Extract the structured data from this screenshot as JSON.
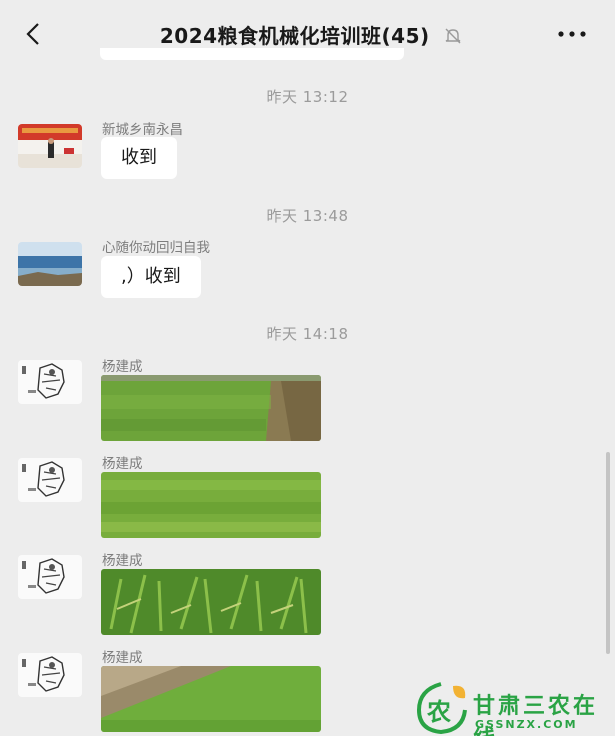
{
  "header": {
    "title": "2024粮食机械化培训班(45)",
    "back_icon": "back-chevron-icon",
    "mute_icon": "muted-bell-icon",
    "more_icon": "more-dots-icon"
  },
  "messages": [
    {
      "time": "昨天 13:12",
      "sender": "新城乡南永昌",
      "text": "收到"
    },
    {
      "time": "昨天 13:48",
      "sender": "心随你动回归自我",
      "text": ",）收到"
    },
    {
      "time": "昨天 14:18",
      "sender": "杨建成"
    },
    {
      "sender": "杨建成"
    },
    {
      "sender": "杨建成"
    },
    {
      "sender": "杨建成"
    }
  ],
  "watermark": {
    "logo_letter": "农",
    "name": "甘肃三农在线",
    "domain": "GSSNZX.COM"
  },
  "colors": {
    "background": "#ededed",
    "bubble": "#ffffff",
    "watermark_green": "#2aa345"
  }
}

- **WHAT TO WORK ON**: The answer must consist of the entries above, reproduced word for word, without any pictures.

- **RESPONSE FOR THIS EXERCISE**:
Extract the structured data from this screenshot as JSON.
{
  "header": {
    "title": "2024粮食机械化培训班(45)",
    "back_icon": "back-chevron-icon",
    "mute_icon": "muted-bell-icon",
    "more_icon": "more-dots-icon"
  },
  "messages": [
    {
      "time": "昨天 13:12",
      "sender": "新城乡南永昌",
      "text": "收到"
    },
    {
      "time": "昨天 13:48",
      "sender": "心随你动回归自我",
      "text": ",）收到"
    },
    {
      "time": "昨天 14:18",
      "sender": "杨建成"
    },
    {
      "sender": "杨建成"
    },
    {
      "sender": "杨建成"
    },
    {
      "sender": "杨建成"
    }
  ],
  "watermark": {
    "logo_letter": "农",
    "name": "甘肃三农在线",
    "domain": "GSSNZX.COM"
  },
  "colors": {
    "background": "#ededed",
    "bubble": "#ffffff",
    "watermark_green": "#2aa345"
  }
}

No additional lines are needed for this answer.